Copy the records below in full, keeping each word as it is but omitting the pictures.

────────

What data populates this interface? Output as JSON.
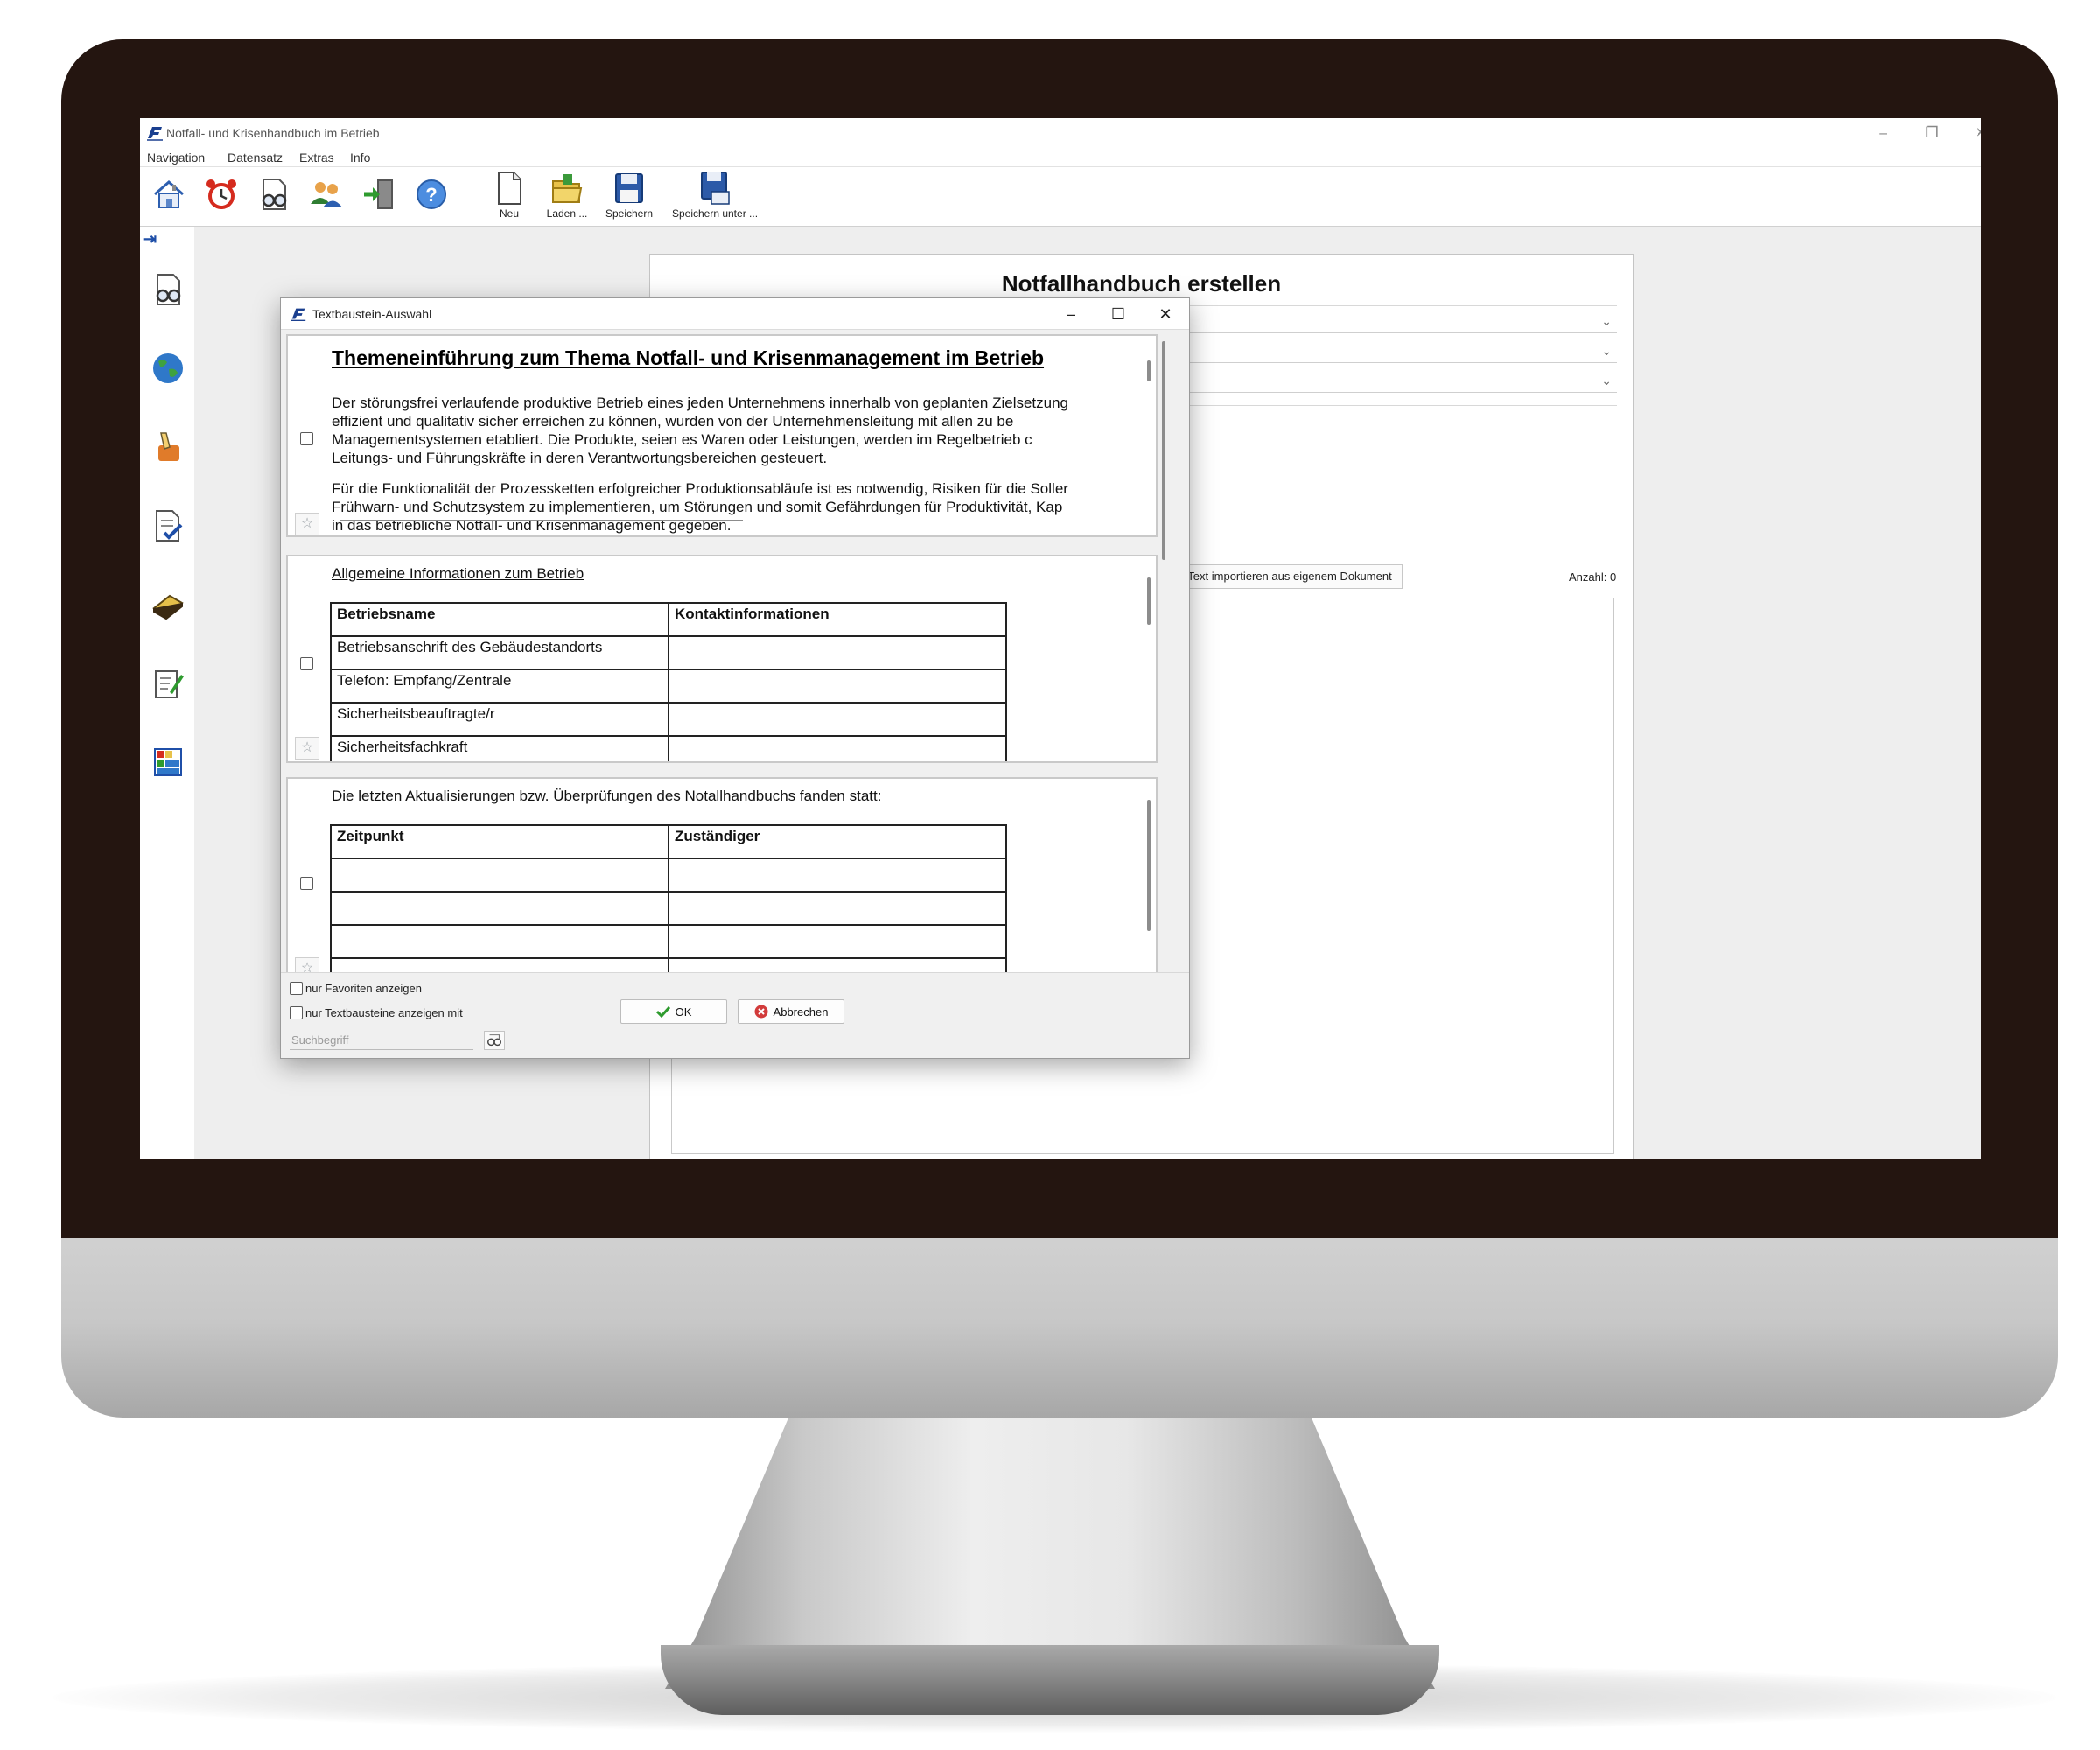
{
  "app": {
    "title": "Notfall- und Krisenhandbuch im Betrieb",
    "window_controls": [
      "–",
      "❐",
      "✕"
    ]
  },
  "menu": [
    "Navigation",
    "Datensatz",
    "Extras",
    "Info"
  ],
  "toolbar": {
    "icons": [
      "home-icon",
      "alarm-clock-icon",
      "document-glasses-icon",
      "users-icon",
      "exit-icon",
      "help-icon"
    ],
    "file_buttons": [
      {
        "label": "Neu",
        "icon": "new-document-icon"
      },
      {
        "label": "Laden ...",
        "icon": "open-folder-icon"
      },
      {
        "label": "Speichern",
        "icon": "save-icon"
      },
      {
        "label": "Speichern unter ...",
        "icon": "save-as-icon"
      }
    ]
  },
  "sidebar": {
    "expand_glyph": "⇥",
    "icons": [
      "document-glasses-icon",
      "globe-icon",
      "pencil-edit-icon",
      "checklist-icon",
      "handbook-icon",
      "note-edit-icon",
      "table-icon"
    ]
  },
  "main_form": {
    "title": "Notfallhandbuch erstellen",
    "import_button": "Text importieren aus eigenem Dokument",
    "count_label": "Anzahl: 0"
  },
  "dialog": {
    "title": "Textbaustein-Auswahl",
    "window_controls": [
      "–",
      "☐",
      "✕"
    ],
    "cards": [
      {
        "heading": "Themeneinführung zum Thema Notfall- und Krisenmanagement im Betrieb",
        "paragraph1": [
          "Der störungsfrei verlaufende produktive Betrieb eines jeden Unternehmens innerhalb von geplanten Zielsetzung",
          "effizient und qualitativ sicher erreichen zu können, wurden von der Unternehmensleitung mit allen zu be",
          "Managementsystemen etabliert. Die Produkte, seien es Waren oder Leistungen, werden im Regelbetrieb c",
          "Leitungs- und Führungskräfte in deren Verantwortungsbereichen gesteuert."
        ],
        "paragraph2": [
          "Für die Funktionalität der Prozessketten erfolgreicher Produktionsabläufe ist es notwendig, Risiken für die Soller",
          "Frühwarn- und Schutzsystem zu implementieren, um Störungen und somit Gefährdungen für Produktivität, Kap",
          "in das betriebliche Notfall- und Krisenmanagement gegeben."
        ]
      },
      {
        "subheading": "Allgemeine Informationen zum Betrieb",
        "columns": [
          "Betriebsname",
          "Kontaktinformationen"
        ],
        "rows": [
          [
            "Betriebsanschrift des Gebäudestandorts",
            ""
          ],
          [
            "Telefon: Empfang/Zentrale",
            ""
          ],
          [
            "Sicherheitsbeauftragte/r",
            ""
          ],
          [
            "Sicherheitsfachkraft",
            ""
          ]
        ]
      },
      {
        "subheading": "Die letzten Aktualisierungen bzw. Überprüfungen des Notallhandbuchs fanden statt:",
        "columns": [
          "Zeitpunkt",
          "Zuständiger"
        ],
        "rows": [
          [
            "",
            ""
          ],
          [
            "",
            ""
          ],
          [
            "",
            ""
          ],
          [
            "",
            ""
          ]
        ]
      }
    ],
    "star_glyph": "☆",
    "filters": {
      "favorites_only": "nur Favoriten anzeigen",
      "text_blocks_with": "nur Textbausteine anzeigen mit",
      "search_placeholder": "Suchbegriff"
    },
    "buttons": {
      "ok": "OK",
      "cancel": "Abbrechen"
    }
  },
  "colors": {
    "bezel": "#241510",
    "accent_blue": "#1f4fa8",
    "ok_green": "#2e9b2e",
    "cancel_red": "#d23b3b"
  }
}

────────

_Answer section_
What data populates this interface? Output as JSON.
{
  "app": {
    "title": "Notfall- und Krisenhandbuch im Betrieb",
    "window_controls": [
      "–",
      "❐",
      "✕"
    ]
  },
  "menu": [
    "Navigation",
    "Datensatz",
    "Extras",
    "Info"
  ],
  "toolbar": {
    "icons": [
      "home-icon",
      "alarm-clock-icon",
      "document-glasses-icon",
      "users-icon",
      "exit-icon",
      "help-icon"
    ],
    "file_buttons": [
      {
        "label": "Neu",
        "icon": "new-document-icon"
      },
      {
        "label": "Laden ...",
        "icon": "open-folder-icon"
      },
      {
        "label": "Speichern",
        "icon": "save-icon"
      },
      {
        "label": "Speichern unter ...",
        "icon": "save-as-icon"
      }
    ]
  },
  "sidebar": {
    "expand_glyph": "⇥",
    "icons": [
      "document-glasses-icon",
      "globe-icon",
      "pencil-edit-icon",
      "checklist-icon",
      "handbook-icon",
      "note-edit-icon",
      "table-icon"
    ]
  },
  "main_form": {
    "title": "Notfallhandbuch erstellen",
    "import_button": "Text importieren aus eigenem Dokument",
    "count_label": "Anzahl: 0"
  },
  "dialog": {
    "title": "Textbaustein-Auswahl",
    "window_controls": [
      "–",
      "☐",
      "✕"
    ],
    "cards": [
      {
        "heading": "Themeneinführung zum Thema Notfall- und Krisenmanagement im Betrieb",
        "paragraph1": [
          "Der störungsfrei verlaufende produktive Betrieb eines jeden Unternehmens innerhalb von geplanten Zielsetzung",
          "effizient und qualitativ sicher erreichen zu können, wurden von der Unternehmensleitung mit allen zu be",
          "Managementsystemen etabliert. Die Produkte, seien es Waren oder Leistungen, werden im Regelbetrieb c",
          "Leitungs- und Führungskräfte in deren Verantwortungsbereichen gesteuert."
        ],
        "paragraph2": [
          "Für die Funktionalität der Prozessketten erfolgreicher Produktionsabläufe ist es notwendig, Risiken für die Soller",
          "Frühwarn- und Schutzsystem zu implementieren, um Störungen und somit Gefährdungen für Produktivität, Kap",
          "in das betriebliche Notfall- und Krisenmanagement gegeben."
        ]
      },
      {
        "subheading": "Allgemeine Informationen zum Betrieb",
        "columns": [
          "Betriebsname",
          "Kontaktinformationen"
        ],
        "rows": [
          [
            "Betriebsanschrift des Gebäudestandorts",
            ""
          ],
          [
            "Telefon: Empfang/Zentrale",
            ""
          ],
          [
            "Sicherheitsbeauftragte/r",
            ""
          ],
          [
            "Sicherheitsfachkraft",
            ""
          ]
        ]
      },
      {
        "subheading": "Die letzten Aktualisierungen bzw. Überprüfungen des Notallhandbuchs fanden statt:",
        "columns": [
          "Zeitpunkt",
          "Zuständiger"
        ],
        "rows": [
          [
            "",
            ""
          ],
          [
            "",
            ""
          ],
          [
            "",
            ""
          ],
          [
            "",
            ""
          ]
        ]
      }
    ],
    "star_glyph": "☆",
    "filters": {
      "favorites_only": "nur Favoriten anzeigen",
      "text_blocks_with": "nur Textbausteine anzeigen mit",
      "search_placeholder": "Suchbegriff"
    },
    "buttons": {
      "ok": "OK",
      "cancel": "Abbrechen"
    }
  },
  "colors": {
    "bezel": "#241510",
    "accent_blue": "#1f4fa8",
    "ok_green": "#2e9b2e",
    "cancel_red": "#d23b3b"
  }
}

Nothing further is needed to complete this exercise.